Instructions to follow:
Restate the records that follow. Every word must match.

------------------------------------------------------------------------

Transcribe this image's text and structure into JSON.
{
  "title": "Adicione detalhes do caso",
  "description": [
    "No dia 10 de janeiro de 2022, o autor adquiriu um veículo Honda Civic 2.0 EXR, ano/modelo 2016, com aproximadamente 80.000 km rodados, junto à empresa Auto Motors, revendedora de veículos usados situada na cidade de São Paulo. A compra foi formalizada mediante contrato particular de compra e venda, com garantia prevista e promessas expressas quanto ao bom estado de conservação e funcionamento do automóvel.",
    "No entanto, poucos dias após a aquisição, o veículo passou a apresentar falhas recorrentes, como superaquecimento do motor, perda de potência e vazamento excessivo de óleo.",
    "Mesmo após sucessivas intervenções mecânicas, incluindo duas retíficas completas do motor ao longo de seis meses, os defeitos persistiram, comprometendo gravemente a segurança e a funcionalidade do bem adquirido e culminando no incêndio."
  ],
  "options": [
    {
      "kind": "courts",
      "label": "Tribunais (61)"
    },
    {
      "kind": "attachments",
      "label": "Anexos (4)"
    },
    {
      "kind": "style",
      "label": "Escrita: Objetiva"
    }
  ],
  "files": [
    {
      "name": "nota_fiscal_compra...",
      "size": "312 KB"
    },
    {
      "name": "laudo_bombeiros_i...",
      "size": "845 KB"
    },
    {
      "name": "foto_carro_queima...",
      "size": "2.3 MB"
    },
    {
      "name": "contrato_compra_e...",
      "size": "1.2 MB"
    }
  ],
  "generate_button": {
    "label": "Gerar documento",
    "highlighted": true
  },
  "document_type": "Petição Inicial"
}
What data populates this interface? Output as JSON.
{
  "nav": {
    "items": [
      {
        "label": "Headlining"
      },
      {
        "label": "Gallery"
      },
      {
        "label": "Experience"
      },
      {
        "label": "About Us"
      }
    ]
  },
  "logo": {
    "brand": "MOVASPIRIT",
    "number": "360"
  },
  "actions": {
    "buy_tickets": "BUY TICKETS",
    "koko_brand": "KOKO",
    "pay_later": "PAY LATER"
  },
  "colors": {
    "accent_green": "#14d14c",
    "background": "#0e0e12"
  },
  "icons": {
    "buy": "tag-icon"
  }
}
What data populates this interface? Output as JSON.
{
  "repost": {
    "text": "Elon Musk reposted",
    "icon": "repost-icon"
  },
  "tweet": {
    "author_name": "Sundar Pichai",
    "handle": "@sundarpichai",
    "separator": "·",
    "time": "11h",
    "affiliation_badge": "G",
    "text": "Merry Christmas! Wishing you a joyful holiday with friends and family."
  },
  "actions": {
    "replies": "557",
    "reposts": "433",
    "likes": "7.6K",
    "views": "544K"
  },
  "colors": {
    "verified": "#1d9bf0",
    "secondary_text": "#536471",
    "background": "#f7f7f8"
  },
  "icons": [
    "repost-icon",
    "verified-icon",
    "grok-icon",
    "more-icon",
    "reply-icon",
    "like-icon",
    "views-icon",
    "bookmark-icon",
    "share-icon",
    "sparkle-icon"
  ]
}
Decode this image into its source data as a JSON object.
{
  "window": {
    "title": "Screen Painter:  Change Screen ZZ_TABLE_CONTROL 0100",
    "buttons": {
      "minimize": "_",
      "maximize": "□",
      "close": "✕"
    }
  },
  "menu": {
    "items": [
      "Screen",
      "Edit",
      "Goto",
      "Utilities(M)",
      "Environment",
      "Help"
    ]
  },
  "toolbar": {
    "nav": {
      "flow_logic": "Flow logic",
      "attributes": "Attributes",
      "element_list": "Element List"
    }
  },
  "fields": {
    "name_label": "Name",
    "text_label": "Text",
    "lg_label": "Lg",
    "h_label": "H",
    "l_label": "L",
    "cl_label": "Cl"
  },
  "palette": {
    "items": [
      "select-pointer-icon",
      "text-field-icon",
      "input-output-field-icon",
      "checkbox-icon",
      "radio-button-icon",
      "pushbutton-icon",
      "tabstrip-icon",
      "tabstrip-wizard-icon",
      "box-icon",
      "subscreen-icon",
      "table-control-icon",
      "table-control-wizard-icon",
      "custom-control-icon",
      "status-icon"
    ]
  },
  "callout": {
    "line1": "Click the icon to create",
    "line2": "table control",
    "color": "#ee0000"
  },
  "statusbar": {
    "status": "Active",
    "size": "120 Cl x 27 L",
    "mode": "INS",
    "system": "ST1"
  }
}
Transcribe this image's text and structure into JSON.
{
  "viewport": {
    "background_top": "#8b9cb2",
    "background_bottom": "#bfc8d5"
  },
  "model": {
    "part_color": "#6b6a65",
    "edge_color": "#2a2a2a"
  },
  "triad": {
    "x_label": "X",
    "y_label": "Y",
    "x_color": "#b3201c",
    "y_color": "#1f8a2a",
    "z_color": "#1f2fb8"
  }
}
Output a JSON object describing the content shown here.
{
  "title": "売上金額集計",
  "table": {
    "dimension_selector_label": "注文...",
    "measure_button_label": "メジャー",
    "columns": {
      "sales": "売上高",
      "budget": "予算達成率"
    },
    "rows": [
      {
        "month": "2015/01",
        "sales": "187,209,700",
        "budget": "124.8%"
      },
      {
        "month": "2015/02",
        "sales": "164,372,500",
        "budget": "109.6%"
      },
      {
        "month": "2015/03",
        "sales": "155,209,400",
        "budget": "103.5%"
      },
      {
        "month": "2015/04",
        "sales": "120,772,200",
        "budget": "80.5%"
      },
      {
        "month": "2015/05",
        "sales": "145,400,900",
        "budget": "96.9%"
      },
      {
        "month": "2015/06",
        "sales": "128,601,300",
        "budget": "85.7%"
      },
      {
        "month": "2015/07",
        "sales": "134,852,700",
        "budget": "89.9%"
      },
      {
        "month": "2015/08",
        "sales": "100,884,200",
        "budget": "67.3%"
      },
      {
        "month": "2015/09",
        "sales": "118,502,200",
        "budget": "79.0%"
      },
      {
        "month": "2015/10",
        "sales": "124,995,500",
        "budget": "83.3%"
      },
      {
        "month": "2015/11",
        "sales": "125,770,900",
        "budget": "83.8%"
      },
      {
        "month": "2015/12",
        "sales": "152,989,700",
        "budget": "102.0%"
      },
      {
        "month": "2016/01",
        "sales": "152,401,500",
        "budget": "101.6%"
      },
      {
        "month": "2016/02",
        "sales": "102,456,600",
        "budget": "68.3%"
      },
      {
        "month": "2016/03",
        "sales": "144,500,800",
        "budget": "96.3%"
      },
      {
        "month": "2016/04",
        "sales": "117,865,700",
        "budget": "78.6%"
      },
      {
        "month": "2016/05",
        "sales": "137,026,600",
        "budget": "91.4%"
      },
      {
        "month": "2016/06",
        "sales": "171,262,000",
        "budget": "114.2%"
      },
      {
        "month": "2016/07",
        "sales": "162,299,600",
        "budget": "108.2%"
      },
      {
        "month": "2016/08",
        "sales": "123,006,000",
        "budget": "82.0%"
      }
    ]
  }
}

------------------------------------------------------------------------

Answer to this task:
Transcribe this image's text and structure into JSON.
{
  "title": "Adicione detalhes do caso",
  "description": [
    "No dia 10 de janeiro de 2022, o autor adquiriu um veículo Honda Civic 2.0 EXR, ano/modelo 2016, com aproximadamente 80.000 km rodados, junto à empresa Auto Motors, revendedora de veículos usados situada na cidade de São Paulo. A compra foi formalizada mediante contrato particular de compra e venda, com garantia prevista e promessas expressas quanto ao bom estado de conservação e funcionamento do automóvel.",
    "No entanto, poucos dias após a aquisição, o veículo passou a apresentar falhas recorrentes, como superaquecimento do motor, perda de potência e vazamento excessivo de óleo.",
    "Mesmo após sucessivas intervenções mecânicas, incluindo duas retíficas completas do motor ao longo de seis meses, os defeitos persistiram, comprometendo gravemente a segurança e a funcionalidade do bem adquirido e culminando no incêndio."
  ],
  "options": [
    {
      "kind": "courts",
      "label": "Tribunais (61)"
    },
    {
      "kind": "attachments",
      "label": "Anexos (4)"
    },
    {
      "kind": "style",
      "label": "Escrita: Objetiva"
    }
  ],
  "files": [
    {
      "name": "nota_fiscal_compra...",
      "size": "312 KB"
    },
    {
      "name": "laudo_bombeiros_i...",
      "size": "845 KB"
    },
    {
      "name": "foto_carro_queima...",
      "size": "2.3 MB"
    },
    {
      "name": "contrato_compra_e...",
      "size": "1.2 MB"
    }
  ],
  "generate_button": {
    "label": "Gerar documento",
    "highlighted": true
  },
  "document_type": "Petição Inicial"
}
What data populates this interface? Output as JSON.
{
  "nav": {
    "items": [
      {
        "label": "Headlining"
      },
      {
        "label": "Gallery"
      },
      {
        "label": "Experience"
      },
      {
        "label": "About Us"
      }
    ]
  },
  "logo": {
    "brand": "MOVASPIRIT",
    "number": "360"
  },
  "actions": {
    "buy_tickets": "BUY TICKETS",
    "koko_brand": "KOKO",
    "pay_later": "PAY LATER"
  },
  "colors": {
    "accent_green": "#14d14c",
    "background": "#0e0e12"
  },
  "icons": {
    "buy": "tag-icon"
  }
}
What data populates this interface? Output as JSON.
{
  "repost": {
    "text": "Elon Musk reposted",
    "icon": "repost-icon"
  },
  "tweet": {
    "author_name": "Sundar Pichai",
    "handle": "@sundarpichai",
    "separator": "·",
    "time": "11h",
    "affiliation_badge": "G",
    "text": "Merry Christmas! Wishing you a joyful holiday with friends and family."
  },
  "actions": {
    "replies": "557",
    "reposts": "433",
    "likes": "7.6K",
    "views": "544K"
  },
  "colors": {
    "verified": "#1d9bf0",
    "secondary_text": "#536471",
    "background": "#f7f7f8"
  },
  "icons": [
    "repost-icon",
    "verified-icon",
    "grok-icon",
    "more-icon",
    "reply-icon",
    "like-icon",
    "views-icon",
    "bookmark-icon",
    "share-icon",
    "sparkle-icon"
  ]
}
Decode this image into its source data as a JSON object.
{
  "window": {
    "title": "Screen Painter:  Change Screen ZZ_TABLE_CONTROL 0100",
    "buttons": {
      "minimize": "_",
      "maximize": "□",
      "close": "✕"
    }
  },
  "menu": {
    "items": [
      "Screen",
      "Edit",
      "Goto",
      "Utilities(M)",
      "Environment",
      "Help"
    ]
  },
  "toolbar": {
    "nav": {
      "flow_logic": "Flow logic",
      "attributes": "Attributes",
      "element_list": "Element List"
    }
  },
  "fields": {
    "name_label": "Name",
    "text_label": "Text",
    "lg_label": "Lg",
    "h_label": "H",
    "l_label": "L",
    "cl_label": "Cl"
  },
  "palette": {
    "items": [
      "select-pointer-icon",
      "text-field-icon",
      "input-output-field-icon",
      "checkbox-icon",
      "radio-button-icon",
      "pushbutton-icon",
      "tabstrip-icon",
      "tabstrip-wizard-icon",
      "box-icon",
      "subscreen-icon",
      "table-control-icon",
      "table-control-wizard-icon",
      "custom-control-icon",
      "status-icon"
    ]
  },
  "callout": {
    "line1": "Click the icon to create",
    "line2": "table control",
    "color": "#ee0000"
  },
  "statusbar": {
    "status": "Active",
    "size": "120 Cl x 27 L",
    "mode": "INS",
    "system": "ST1"
  }
}
Transcribe this image's text and structure into JSON.
{
  "viewport": {
    "background_top": "#8b9cb2",
    "background_bottom": "#bfc8d5"
  },
  "model": {
    "part_color": "#6b6a65",
    "edge_color": "#2a2a2a"
  },
  "triad": {
    "x_label": "X",
    "y_label": "Y",
    "x_color": "#b3201c",
    "y_color": "#1f8a2a",
    "z_color": "#1f2fb8"
  }
}
Output a JSON object describing the content shown here.
{
  "title": "売上金額集計",
  "table": {
    "dimension_selector_label": "注文...",
    "measure_button_label": "メジャー",
    "columns": {
      "sales": "売上高",
      "budget": "予算達成率"
    },
    "rows": [
      {
        "month": "2015/01",
        "sales": "187,209,700",
        "budget": "124.8%"
      },
      {
        "month": "2015/02",
        "sales": "164,372,500",
        "budget": "109.6%"
      },
      {
        "month": "2015/03",
        "sales": "155,209,400",
        "budget": "103.5%"
      },
      {
        "month": "2015/04",
        "sales": "120,772,200",
        "budget": "80.5%"
      },
      {
        "month": "2015/05",
        "sales": "145,400,900",
        "budget": "96.9%"
      },
      {
        "month": "2015/06",
        "sales": "128,601,300",
        "budget": "85.7%"
      },
      {
        "month": "2015/07",
        "sales": "134,852,700",
        "budget": "89.9%"
      },
      {
        "month": "2015/08",
        "sales": "100,884,200",
        "budget": "67.3%"
      },
      {
        "month": "2015/09",
        "sales": "118,502,200",
        "budget": "79.0%"
      },
      {
        "month": "2015/10",
        "sales": "124,995,500",
        "budget": "83.3%"
      },
      {
        "month": "2015/11",
        "sales": "125,770,900",
        "budget": "83.8%"
      },
      {
        "month": "2015/12",
        "sales": "152,989,700",
        "budget": "102.0%"
      },
      {
        "month": "2016/01",
        "sales": "152,401,500",
        "budget": "101.6%"
      },
      {
        "month": "2016/02",
        "sales": "102,456,600",
        "budget": "68.3%"
      },
      {
        "month": "2016/03",
        "sales": "144,500,800",
        "budget": "96.3%"
      },
      {
        "month": "2016/04",
        "sales": "117,865,700",
        "budget": "78.6%"
      },
      {
        "month": "2016/05",
        "sales": "137,026,600",
        "budget": "91.4%"
      },
      {
        "month": "2016/06",
        "sales": "171,262,000",
        "budget": "114.2%"
      },
      {
        "month": "2016/07",
        "sales": "162,299,600",
        "budget": "108.2%"
      },
      {
        "month": "2016/08",
        "sales": "123,006,000",
        "budget": "82.0%"
      }
    ]
  }
}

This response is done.